Re-aligning with government interests
International companies should pay attention to the Third Plenum of the 18th Communist Party Congress in November and the subsequent policy announcements and implementation plans. They should be looking for changes relevant to their own businesses, identifying new ways to align with government interests and helping the government make good on its policy goals and reform agendas. This will not be a one-off activity, but ongoing, as the details gradually become clearer. As in the past, the most tangible opportunities will occur at the local level with local governments.
New Challenges, New Opportunities

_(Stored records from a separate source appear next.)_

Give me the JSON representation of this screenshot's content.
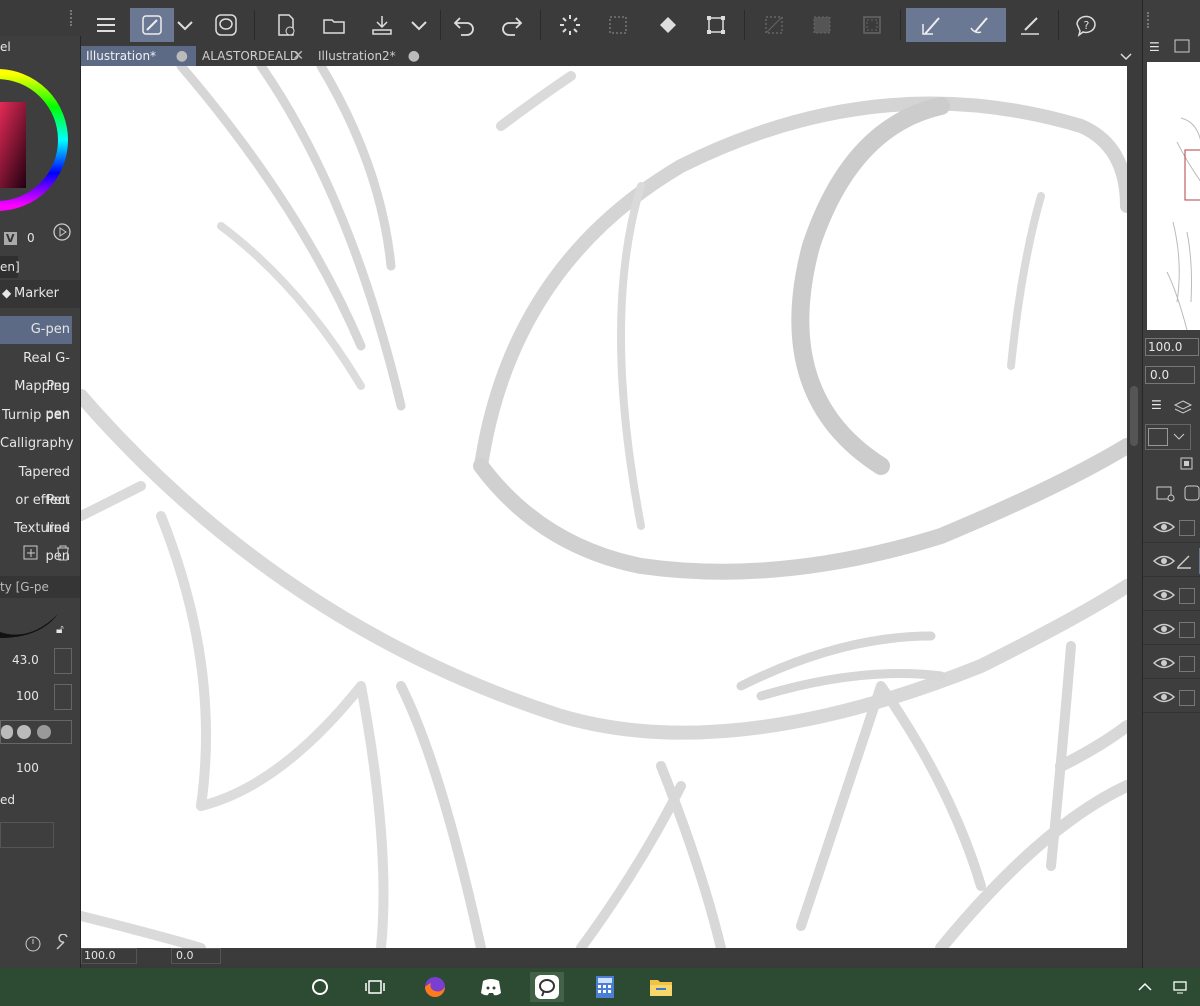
{
  "tabs": [
    {
      "label": "Illustration*",
      "active": true
    },
    {
      "label": "ALASTORDEALD",
      "active": false
    },
    {
      "label": "Illustration2*",
      "active": false
    }
  ],
  "left_panel": {
    "panel_title_fragment": "el",
    "color_v_label": "V",
    "color_v_value": "0",
    "subtool_tab_fragment": "en]",
    "brush_group": "Marker",
    "brushes": [
      "G-pen",
      "Real G-Pen",
      "Mapping pen",
      "Turnip pen",
      "Calligraphy",
      "Tapered Pen",
      "or effect line",
      "Textured pen"
    ],
    "property_title": "ty [G-pe",
    "brush_size": "43.0",
    "opacity": "100",
    "density": "100",
    "label_fragment": "ed"
  },
  "status": {
    "zoom": "100.0",
    "rotation": "0.0"
  },
  "right_panel": {
    "nav_zoom": "100.0",
    "nav_rotation": "0.0",
    "layer_count": 6
  },
  "colors": {
    "accent": "#5d6a86",
    "panel_bg": "#3e3e3e",
    "canvas_bg": "#ffffff",
    "stroke": "#d6d6d6",
    "taskbar": "#2d4a32"
  },
  "toolbar_icons": [
    "menu-icon",
    "pen-tool-icon",
    "chevron-down-icon",
    "lasso-icon",
    "new-file-icon",
    "open-folder-icon",
    "export-icon",
    "chevron-down-icon",
    "undo-icon",
    "redo-icon",
    "loading-icon",
    "selection-icon",
    "fill-icon",
    "transform-icon",
    "clear-icon",
    "fill-selection-icon",
    "deselect-icon",
    "stabilizer-icon",
    "brush-icon",
    "ruler-icon",
    "help-icon"
  ],
  "taskbar_icons": [
    "cortana-icon",
    "task-view-icon",
    "firefox-icon",
    "discord-icon",
    "clip-studio-icon",
    "calculator-icon",
    "file-explorer-icon",
    "show-hidden-icons",
    "network-icon"
  ]
}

While China has always been considered a complex and dynamic market the restructuring and upgrading of its economic model will lead to greater uncertainty and volatility over the next five years. In the build up to the Party’s third plenum in November, there will be much speculation over the policy priorities and reform initiatives. Sweeping reforms are unlikely, and many commentators will express disappointment. However, we expect the general direction to be a positive and lasting one and meaningful steps to quickly follow. With a greater emphasis on consumption, efficiency and productivity, there will be new opportunities for international companies. While the choppy waters will be navigable, international companies will need to make sure they are ready for them. What worked in the past will no longer be enough. There will be a shake-out in many sectors, and only the better-prepared companies will flourish.
InterChina Consulting is a leading strategy and M&A advisory firm in China. InterChina’s team of 60 professionals has conducted over 500 strategy projects and closed over 160 transactions. The firm has offices throughout China, the US and Europe, and are members of IMAP, a leading global investment banking organisation. For over 20 years, InterChina has delivered results for clients in the sectors of automotive, machinery and industrial, chemicals and energy, consumer and retail, and healthcare.